In the nearly nine decades during which TIME has selected a Person of the Year, a lot has changed, but the standards by which the selection is made have remained steady: the Person of the Year is the individual (or group or concept, more recently) who has had the most influence on the world, for good or ill. Unsurprisingly, that person is often the leader of a nation.
American political leaders have had an outsized presence on that list. A president of the United States has been named Person of the Year 22 times, including shared titles and repeats. That’s a wide lead, as the runner-up is a nation that has produced a Person of the Year leader in seven different years, the total if you combine leaders from Russia and the USSR. Today’s announcement moves Germany into third place, with four years with the most influential leader. The U.K. and China tie with three years—though one of China’s covers included two different leaders — and then Iran and France with two years each.
Here’s a quick run-down of about a century of world history, as told by the passing of the Person of the Year title from one capital to the next:
The Great Depression: Premier Pierre Laval of France had been popular with citizens even amid economic crisis in 1931, shortly before Franklin Delano Roosevelt and his administration began to control the Depression narrative.
World War II: As the specter of fascism emerged around the world, the earliest World War II leaders to take the title were those who defended their nations against the early onslaughts of Axis power. Haile Selassie got the world’s sympathy during the conflict between his Ethiopia and Mussolini’s Italy, in 1935. Two years later, China’s leading couple—Chiang Kai-shek and Soong Mei-ling, known as Mme. Chiang—did the same in the face of Japanese hostility.
It wasn’t until 1938 that the villain held the reins: Adolf Hitler of Germany had controlled the path of world affairs that year. During the fighting, TIME placed the center of influence, when it wasn’t in the U.S., along Europe’s fronts. Joseph Stalin’s USSR took the title in 1939 and 1942; Winston Churchill and Great Britain had the power in 1940. In the post-war period, the U.K. repeated the feat with Churchill again in 1949 and the new Queen, Elizabeth II, in 1952.

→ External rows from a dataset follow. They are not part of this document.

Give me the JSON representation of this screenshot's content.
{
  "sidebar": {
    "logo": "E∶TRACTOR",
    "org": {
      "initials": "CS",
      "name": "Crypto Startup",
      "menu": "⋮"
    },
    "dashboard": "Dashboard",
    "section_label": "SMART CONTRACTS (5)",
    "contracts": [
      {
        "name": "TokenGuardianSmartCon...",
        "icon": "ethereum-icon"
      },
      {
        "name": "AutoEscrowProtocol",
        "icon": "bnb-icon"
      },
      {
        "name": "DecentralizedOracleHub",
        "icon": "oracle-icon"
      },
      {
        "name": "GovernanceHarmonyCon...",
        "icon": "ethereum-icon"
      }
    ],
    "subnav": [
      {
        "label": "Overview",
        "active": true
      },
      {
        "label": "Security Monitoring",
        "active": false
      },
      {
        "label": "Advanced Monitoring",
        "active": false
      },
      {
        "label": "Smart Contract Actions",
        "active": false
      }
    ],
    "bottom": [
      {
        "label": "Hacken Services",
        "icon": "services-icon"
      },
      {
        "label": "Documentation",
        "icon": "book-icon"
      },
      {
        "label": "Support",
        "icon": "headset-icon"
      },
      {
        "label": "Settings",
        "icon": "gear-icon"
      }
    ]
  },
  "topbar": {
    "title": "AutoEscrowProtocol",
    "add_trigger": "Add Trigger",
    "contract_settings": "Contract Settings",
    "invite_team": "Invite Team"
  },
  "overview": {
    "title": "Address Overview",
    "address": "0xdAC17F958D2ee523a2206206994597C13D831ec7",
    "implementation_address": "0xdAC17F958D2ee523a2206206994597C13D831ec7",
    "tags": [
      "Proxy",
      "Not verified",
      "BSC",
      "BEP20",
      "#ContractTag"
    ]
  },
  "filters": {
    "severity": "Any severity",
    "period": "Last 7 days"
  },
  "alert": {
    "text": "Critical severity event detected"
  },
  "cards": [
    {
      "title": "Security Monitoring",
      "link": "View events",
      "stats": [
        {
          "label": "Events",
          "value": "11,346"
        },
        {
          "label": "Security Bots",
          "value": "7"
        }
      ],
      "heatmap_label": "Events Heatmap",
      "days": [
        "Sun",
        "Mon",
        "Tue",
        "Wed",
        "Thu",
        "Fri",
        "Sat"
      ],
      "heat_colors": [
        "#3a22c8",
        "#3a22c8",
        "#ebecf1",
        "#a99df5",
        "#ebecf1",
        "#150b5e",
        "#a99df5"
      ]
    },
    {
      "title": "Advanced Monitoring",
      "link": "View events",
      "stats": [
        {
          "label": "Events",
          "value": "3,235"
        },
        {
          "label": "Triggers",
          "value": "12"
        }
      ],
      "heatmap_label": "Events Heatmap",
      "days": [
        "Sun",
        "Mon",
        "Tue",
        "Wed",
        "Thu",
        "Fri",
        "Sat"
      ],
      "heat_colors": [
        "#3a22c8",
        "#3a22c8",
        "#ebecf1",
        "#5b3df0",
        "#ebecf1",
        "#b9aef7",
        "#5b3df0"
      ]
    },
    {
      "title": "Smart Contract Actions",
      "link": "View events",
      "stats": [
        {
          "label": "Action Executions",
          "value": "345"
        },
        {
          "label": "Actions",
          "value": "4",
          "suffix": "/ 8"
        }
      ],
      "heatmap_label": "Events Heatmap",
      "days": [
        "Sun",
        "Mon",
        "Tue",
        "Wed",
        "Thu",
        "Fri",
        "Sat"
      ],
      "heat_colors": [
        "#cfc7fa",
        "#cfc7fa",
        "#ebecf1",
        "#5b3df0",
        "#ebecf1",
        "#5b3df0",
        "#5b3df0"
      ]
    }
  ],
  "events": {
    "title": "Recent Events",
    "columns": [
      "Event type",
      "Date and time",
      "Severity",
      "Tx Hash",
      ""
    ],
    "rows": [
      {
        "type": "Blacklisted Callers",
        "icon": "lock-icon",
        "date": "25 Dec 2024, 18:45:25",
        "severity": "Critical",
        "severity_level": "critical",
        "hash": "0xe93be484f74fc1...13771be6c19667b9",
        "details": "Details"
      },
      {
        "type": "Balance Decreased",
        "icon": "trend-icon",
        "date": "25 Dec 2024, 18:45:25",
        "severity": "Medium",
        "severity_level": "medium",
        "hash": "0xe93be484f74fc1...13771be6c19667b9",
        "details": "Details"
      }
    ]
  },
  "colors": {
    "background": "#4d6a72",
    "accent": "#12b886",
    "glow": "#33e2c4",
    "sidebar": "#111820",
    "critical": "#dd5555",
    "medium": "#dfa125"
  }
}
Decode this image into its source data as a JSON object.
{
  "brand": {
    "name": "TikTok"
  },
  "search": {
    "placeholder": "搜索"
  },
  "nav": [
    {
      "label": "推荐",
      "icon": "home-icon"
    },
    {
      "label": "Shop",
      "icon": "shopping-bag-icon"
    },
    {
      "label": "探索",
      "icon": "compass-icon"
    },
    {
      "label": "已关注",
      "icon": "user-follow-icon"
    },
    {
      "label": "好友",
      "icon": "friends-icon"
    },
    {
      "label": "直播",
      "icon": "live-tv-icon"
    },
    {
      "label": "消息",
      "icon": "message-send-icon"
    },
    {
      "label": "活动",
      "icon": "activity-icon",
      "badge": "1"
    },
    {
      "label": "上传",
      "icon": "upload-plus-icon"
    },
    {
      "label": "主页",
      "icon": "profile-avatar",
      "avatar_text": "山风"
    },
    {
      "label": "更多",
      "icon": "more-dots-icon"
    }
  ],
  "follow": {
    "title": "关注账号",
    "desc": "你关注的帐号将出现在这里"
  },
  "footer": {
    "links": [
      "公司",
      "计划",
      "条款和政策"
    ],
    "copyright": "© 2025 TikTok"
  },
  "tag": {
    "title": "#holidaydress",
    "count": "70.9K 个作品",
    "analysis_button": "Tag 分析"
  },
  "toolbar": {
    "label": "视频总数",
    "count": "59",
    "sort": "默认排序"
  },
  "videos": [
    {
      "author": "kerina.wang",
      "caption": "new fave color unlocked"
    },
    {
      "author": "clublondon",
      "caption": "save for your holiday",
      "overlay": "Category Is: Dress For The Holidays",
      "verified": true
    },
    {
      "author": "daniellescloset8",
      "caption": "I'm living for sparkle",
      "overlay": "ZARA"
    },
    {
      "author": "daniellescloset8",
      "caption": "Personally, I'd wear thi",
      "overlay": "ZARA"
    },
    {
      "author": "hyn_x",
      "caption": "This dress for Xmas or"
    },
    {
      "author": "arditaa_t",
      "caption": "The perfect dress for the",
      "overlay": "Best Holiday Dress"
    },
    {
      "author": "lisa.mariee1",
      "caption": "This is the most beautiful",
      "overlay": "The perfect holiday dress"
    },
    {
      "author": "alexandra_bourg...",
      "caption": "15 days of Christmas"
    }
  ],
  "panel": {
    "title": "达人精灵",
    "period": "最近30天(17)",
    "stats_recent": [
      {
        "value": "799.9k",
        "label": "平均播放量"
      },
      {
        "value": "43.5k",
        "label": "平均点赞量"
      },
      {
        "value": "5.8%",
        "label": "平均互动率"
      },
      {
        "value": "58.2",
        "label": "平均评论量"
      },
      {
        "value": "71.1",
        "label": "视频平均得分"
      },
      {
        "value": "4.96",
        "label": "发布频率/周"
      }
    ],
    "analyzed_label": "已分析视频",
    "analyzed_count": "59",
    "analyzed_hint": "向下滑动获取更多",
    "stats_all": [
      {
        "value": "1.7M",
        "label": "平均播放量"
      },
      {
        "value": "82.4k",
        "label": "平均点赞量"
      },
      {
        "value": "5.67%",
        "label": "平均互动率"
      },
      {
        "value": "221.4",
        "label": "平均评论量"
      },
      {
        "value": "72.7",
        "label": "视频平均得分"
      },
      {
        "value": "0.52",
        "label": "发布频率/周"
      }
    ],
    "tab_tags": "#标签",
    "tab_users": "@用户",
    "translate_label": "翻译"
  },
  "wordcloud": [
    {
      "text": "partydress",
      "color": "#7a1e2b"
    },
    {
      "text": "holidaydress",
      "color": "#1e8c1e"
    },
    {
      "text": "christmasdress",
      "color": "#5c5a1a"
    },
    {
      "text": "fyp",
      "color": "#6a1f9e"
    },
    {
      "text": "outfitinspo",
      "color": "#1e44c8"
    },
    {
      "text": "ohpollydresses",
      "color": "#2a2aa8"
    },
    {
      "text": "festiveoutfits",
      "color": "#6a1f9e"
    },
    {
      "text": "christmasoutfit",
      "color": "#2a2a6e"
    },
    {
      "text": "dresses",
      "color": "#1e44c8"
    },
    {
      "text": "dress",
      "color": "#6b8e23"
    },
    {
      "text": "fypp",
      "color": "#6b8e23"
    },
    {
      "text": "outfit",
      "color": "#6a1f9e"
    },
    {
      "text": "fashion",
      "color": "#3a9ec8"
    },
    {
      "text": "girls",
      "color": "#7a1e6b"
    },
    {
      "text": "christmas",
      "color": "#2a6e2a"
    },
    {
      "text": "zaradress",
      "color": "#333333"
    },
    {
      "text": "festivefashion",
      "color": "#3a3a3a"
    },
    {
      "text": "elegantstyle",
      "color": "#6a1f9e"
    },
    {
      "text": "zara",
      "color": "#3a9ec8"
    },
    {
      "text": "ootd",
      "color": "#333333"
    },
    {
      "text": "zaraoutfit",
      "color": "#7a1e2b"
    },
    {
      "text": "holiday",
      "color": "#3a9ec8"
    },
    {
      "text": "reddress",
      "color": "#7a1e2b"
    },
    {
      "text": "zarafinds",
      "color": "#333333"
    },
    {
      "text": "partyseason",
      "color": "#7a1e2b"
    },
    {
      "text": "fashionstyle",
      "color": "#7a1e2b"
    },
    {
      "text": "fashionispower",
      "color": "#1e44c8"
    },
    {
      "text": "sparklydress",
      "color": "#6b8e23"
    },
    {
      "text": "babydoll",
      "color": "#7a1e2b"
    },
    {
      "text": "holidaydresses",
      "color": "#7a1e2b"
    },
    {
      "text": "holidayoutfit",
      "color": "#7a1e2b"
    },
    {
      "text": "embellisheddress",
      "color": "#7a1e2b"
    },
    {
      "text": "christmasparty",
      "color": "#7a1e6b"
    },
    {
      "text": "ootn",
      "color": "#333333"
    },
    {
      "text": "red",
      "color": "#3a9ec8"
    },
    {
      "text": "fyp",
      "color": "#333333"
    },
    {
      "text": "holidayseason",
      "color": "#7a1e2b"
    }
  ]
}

High Cold War: Ironically, the introduction of the Cold War into the Person of the Year decision came from a nation only indirectly involved in that ideological battle. The Premier of Iran, Mohammed Mossadegh, was named for 1951, a year during which the Cold War East-West divide “encouraged [the] state of mind” of opposition to the West in non-Communist nations too, thus encouraging Iranian ambitions in the Middle East. A similar Cold War-era push for independence in Algeria brought France’s Premiere Charles de Gaulle the title in 1958. Other than that, the Cold War players were more predictable: West Germany’s Konrad Adenauer in 1953, Nikita Khrushchev of the USSR in 1957 and Willy Brandt of West Germany in 1970.
The Turbulent 1970s: As the Arab world became more unified in its goals, and as the rest of the world hungered for the oil it controlled, leaders from the Middle East led the way in terms of influence. King Faisal of Saudi Arabia took the title in 1974, for his power to drive world events by controlling the world’s oil. Anwar Sadat from Egypt was 1977’s Man of the Year, for his efforts to promote peace in the region. And Ayatollah Khomeini of Iran took 1979, the year of the hostage crisis.
The Cold War Thaws: In the late 1970s and throughout the 1980s, those who held the power to end the Cold War were the ones who had the most influence. Sometimes they were outsiders pushing for change, like Lech Walesa of Poland, in 1981. Sometimes they were leaders whose positions evolved, as was the case with Deng Xiaoping of China, who was selected in both 1978 and 1985 as he modernized his nation and opened it to the world. As for the USSR, the selection of Yuri Andropov in 1983, alongside Ronald Reagan, highlighted the confrontation between the two Cold Warriors. By the end of the decade, Mikhail Gorbachev’s push for change brought him the title in 1987 and 1989. Even the seeming outlier here, Corazon Aquino of the Philippines in 1986, was framed as a force against a Communism in her country.
Post-Cold War: The end of the Cold War brought a period of U.S. political and economic power, with presidents and businessmen dominating the POY rolls. That changed in 2001.
Though New York City mayor Rudolph Giuliani was named for the year of the Sept. 11 attacks—among the few local politicians to hold the title in the franchise’s history—the period that followed spread the power more equally throughout the world. Presidents Bush and Obama were unquestionably influential, but groups—protesters, Internet users, philanthropists—led the world just as often.
And the world leaders with whom Bush and Obama shared the stage were, increasingly, there as well: In 2007, Vladimir Putin’s Russia and now, for 2015, Angela Merkel’s Germany.